The University Of La Verne College Of Law is currently accepting applications for one visitor to teach Legal Analysis and Writing for the 2012-2013 academic year. The individual filling the position will teach two sections of Introduction to Jurisprudence, a 2-credit Fall semester course that exposes first-year students to the basic principles of legal research and writing. The visitor will also teach two sections of Legal Analysis and Writing I, a 2-credit Spring semester course that continues the process of legal writing instruction, focusing on core lawyering skills. Salary will depend upon experience.
Send a letter of application, a resume or vitae, and the names and contact information for three references by July 13, 2012, by email (firstname.lastname@example.org) or regular mail to Jodi Jewell, Director of Legal Analysis and Writing, University of La Verne College of Law, 320 East D Street, Ontario, CA 91764.
Sunday, July 8, 2012
The happy news of promotions for legal writing professors came in droves this spring:
At South Texas, Amanda Peters was promoted from Assistant Professor to Associate Professor.
The Pacific McGeorge faculty voted to give Adrienne Brungess and Gretchen Franz five year presumptively renewable contracts and the titles of Professors of Lawyering Skills. Pacific McGeorge also promoted Jeff Proske to Associate Professor of Lawyering Skills.
The Villanova faculty voted to promote Candace Centeno to the rank of Professor of Legal Writing, a position which comes with a presumptively renewable, five-year term.
The Albany faculty unanimously voted to promote Jerry Rock to Associate Lawyering Professor, also with a presumptively renewable five-year contract.
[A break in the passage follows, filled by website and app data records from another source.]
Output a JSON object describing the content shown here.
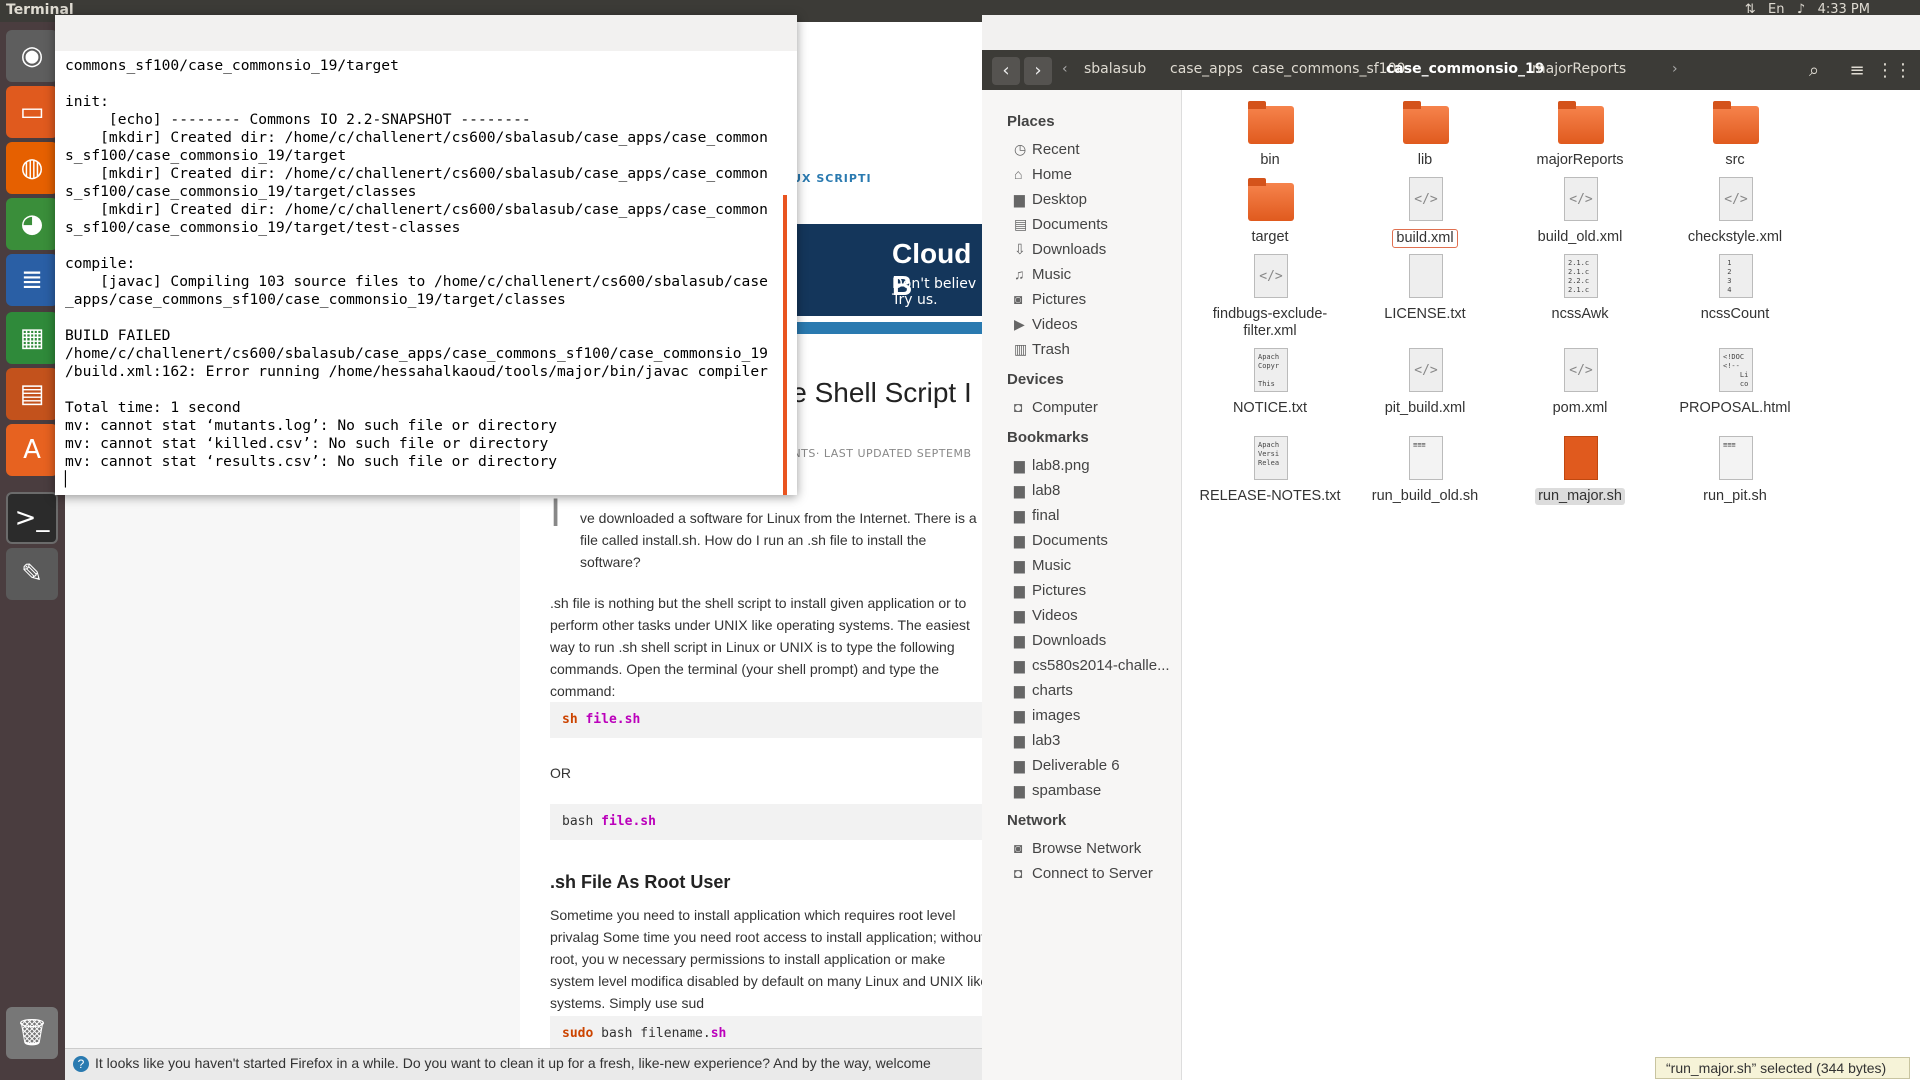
{
  "topbar": {
    "title": "Terminal",
    "clock": "4:33 PM",
    "lang": "En"
  },
  "launcher": [
    {
      "name": "dash-icon",
      "glyph": "◉",
      "color": "#5e5e5e"
    },
    {
      "name": "files-icon",
      "glyph": "▭",
      "color": "#e05a1e"
    },
    {
      "name": "firefox-icon",
      "glyph": "◍",
      "color": "#e66000"
    },
    {
      "name": "chrome-icon",
      "glyph": "◕",
      "color": "#3a8e3a"
    },
    {
      "name": "writer-icon",
      "glyph": "≣",
      "color": "#2a5fa5"
    },
    {
      "name": "calc-icon",
      "glyph": "▦",
      "color": "#2f8a3a"
    },
    {
      "name": "impress-icon",
      "glyph": "▤",
      "color": "#c3521c"
    },
    {
      "name": "software-center-icon",
      "glyph": "A",
      "color": "#e76220"
    },
    {
      "name": "terminal-icon",
      "glyph": ">_",
      "color": "#2b2b2b"
    },
    {
      "name": "text-editor-icon",
      "glyph": "✎",
      "color": "#5a5a5a"
    },
    {
      "name": "trash-icon",
      "glyph": "🗑",
      "color": "#777"
    }
  ],
  "terminal": {
    "output": "commons_sf100/case_commonsio_19/target\n\ninit:\n     [echo] -------- Commons IO 2.2-SNAPSHOT --------\n    [mkdir] Created dir: /home/c/challenert/cs600/sbalasub/case_apps/case_common\ns_sf100/case_commonsio_19/target\n    [mkdir] Created dir: /home/c/challenert/cs600/sbalasub/case_apps/case_common\ns_sf100/case_commonsio_19/target/classes\n    [mkdir] Created dir: /home/c/challenert/cs600/sbalasub/case_apps/case_common\ns_sf100/case_commonsio_19/target/test-classes\n\ncompile:\n    [javac] Compiling 103 source files to /home/c/challenert/cs600/sbalasub/case\n_apps/case_commons_sf100/case_commonsio_19/target/classes\n\nBUILD FAILED\n/home/c/challenert/cs600/sbalasub/case_apps/case_commons_sf100/case_commonsio_19\n/build.xml:162: Error running /home/hessahalkaoud/tools/major/bin/javac compiler\n\nTotal time: 1 second\nmv: cannot stat ‘mutants.log’: No such file or directory\nmv: cannot stat ‘killed.csv’: No such file or directory\nmv: cannot stat ‘results.csv’: No such file or directory\n▏"
  },
  "browser": {
    "nav": "S   FORUM   LINUX SCRIPTI",
    "banner_big": "Cloud B",
    "banner_small1": "Don't believ",
    "banner_small2": "Try us.",
    "title_fragment": "le Shell Script I",
    "meta": "ENTS· LAST UPDATED SEPTEMB",
    "quote": "ve downloaded a software for Linux from the Internet. There is a file called install.sh. How do I run an .sh file to install the software?",
    "para1": ".sh file is nothing but the shell script to install given application or to perform other tasks under UNIX like operating systems. The easiest way to run .sh shell script in Linux or UNIX is to type the following commands. Open the terminal (your shell prompt) and type the command:",
    "code1_kw": "sh",
    "code1_rest": "file.sh",
    "or": "OR",
    "code2_kw": "bash",
    "code2_rest": "file.sh",
    "h2": ".sh File As Root User",
    "para2": "Sometime you need to install application which requires root level privalag Some time you need root access to install application; without root, you w necessary permissions to install application or make system level modifica disabled by default on many Linux and UNIX like systems. Simply use sud",
    "code3_kw": "sudo",
    "code3_mid": "bash filename.",
    "code3_rest": "sh",
    "notification": "It looks like you haven't started Firefox in a while. Do you want to clean it up for a fresh, like-new experience? And by the way, welcome"
  },
  "nautilus": {
    "breadcrumbs": [
      "sbalasub",
      "case_apps",
      "case_commons_sf100",
      "case_commonsio_19",
      "majorReports"
    ],
    "current": "case_commonsio_19",
    "places_title": "Places",
    "places": [
      {
        "icon": "◷",
        "label": "Recent"
      },
      {
        "icon": "⌂",
        "label": "Home"
      },
      {
        "icon": "▆",
        "label": "Desktop"
      },
      {
        "icon": "▤",
        "label": "Documents"
      },
      {
        "icon": "⇩",
        "label": "Downloads"
      },
      {
        "icon": "♫",
        "label": "Music"
      },
      {
        "icon": "◙",
        "label": "Pictures"
      },
      {
        "icon": "▶",
        "label": "Videos"
      },
      {
        "icon": "▥",
        "label": "Trash"
      }
    ],
    "devices_title": "Devices",
    "devices": [
      {
        "icon": "◘",
        "label": "Computer"
      }
    ],
    "bookmarks_title": "Bookmarks",
    "bookmarks": [
      {
        "icon": "▆",
        "label": "lab8.png"
      },
      {
        "icon": "▆",
        "label": "lab8"
      },
      {
        "icon": "▆",
        "label": "final"
      },
      {
        "icon": "▆",
        "label": "Documents"
      },
      {
        "icon": "▆",
        "label": "Music"
      },
      {
        "icon": "▆",
        "label": "Pictures"
      },
      {
        "icon": "▆",
        "label": "Videos"
      },
      {
        "icon": "▆",
        "label": "Downloads"
      },
      {
        "icon": "▆",
        "label": "cs580s2014-challe..."
      },
      {
        "icon": "▆",
        "label": "charts"
      },
      {
        "icon": "▆",
        "label": "images"
      },
      {
        "icon": "▆",
        "label": "lab3"
      },
      {
        "icon": "▆",
        "label": "Deliverable 6"
      },
      {
        "icon": "▆",
        "label": "spambase"
      }
    ],
    "network_title": "Network",
    "network": [
      {
        "icon": "◙",
        "label": "Browse Network"
      },
      {
        "icon": "◘",
        "label": "Connect to Server"
      }
    ],
    "files": [
      {
        "name": "bin",
        "kind": "folder"
      },
      {
        "name": "lib",
        "kind": "folder"
      },
      {
        "name": "majorReports",
        "kind": "folder"
      },
      {
        "name": "src",
        "kind": "folder"
      },
      {
        "name": "target",
        "kind": "folder"
      },
      {
        "name": "build.xml",
        "kind": "xml",
        "ring": true
      },
      {
        "name": "build_old.xml",
        "kind": "xml"
      },
      {
        "name": "checkstyle.xml",
        "kind": "xml"
      },
      {
        "name": "findbugs-exclude-filter.xml",
        "kind": "xml"
      },
      {
        "name": "LICENSE.txt",
        "kind": "blank"
      },
      {
        "name": "ncssAwk",
        "kind": "txt",
        "preview": "2.1.c\n2.1.c\n2.2.c\n2.1.c"
      },
      {
        "name": "ncssCount",
        "kind": "txt",
        "preview": " 1\n 2\n 3\n 4"
      },
      {
        "name": "NOTICE.txt",
        "kind": "txt",
        "preview": "Apach\nCopyr\n\nThis"
      },
      {
        "name": "pit_build.xml",
        "kind": "xml"
      },
      {
        "name": "pom.xml",
        "kind": "xml"
      },
      {
        "name": "PROPOSAL.html",
        "kind": "txt",
        "preview": "<!DOC\n<!--\n    Li\n    co"
      },
      {
        "name": "RELEASE-NOTES.txt",
        "kind": "txt",
        "preview": "Apach\nVersi\nRelea"
      },
      {
        "name": "run_build_old.sh",
        "kind": "sh"
      },
      {
        "name": "run_major.sh",
        "kind": "shsel",
        "selected": true
      },
      {
        "name": "run_pit.sh",
        "kind": "sh"
      }
    ],
    "status": "“run_major.sh” selected  (344 bytes)"
  }
}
At Suffolk, the faculty voted to grant five-year contracts to the following members of the legal writing faculty: Julie Baker, Geraldine Griffin, Lisa Healy, Phil Kaplan, Rosa Kim, and Ann Santos.
David Raeker-Jordan and Amanda Smith were both recently promoted to Associate Professors of Legal Methods and received five-year, presumptively renewable contracts at Widener.
Jane Gionfriddo of Boston College has been promoted to Professor of Legal Reasoning, Research & Writing. Jane was the director at Boston College for many years, successfully transitioning the program to an autonomous model a few years ago.
Recently, the faculty committee on promotions and tenure at Emory voted to extend Karen Cooper a five year contract. Her Dean, Robert Schapiro, agreed with the committee and announced the decision at a faculty meeting, where it was met with great applause.
Kelly Feeley at Stetson has been awarded programmatic tenure and promoted to Professor of Legal Skills.
And from U. Dayton comes the news that Julie Zink has been promoted to Professor of Lawyering Skills, and Adam Todd has been promoted to Associate Professor of Lawyering Skills.
After two years as an Adjunct Professor and a Visiting Professor at Seattle, Denis Stearns has accepted their offer to join the faculty as a Professor from Practice.
Dena Sonbol and Herb Brown have been visiting professors of legal analysis and writing at Southern for the past two years. Now the university president has approved hiring Dena and Herb as regular, full-time Assistant Professors of Legal Analysis and Writing.
And, the University of San Francisco has appointed one of their own, Eugene Kim, to a full-time position as an Assistant Professor of Legal Writing.
Kudos one and all!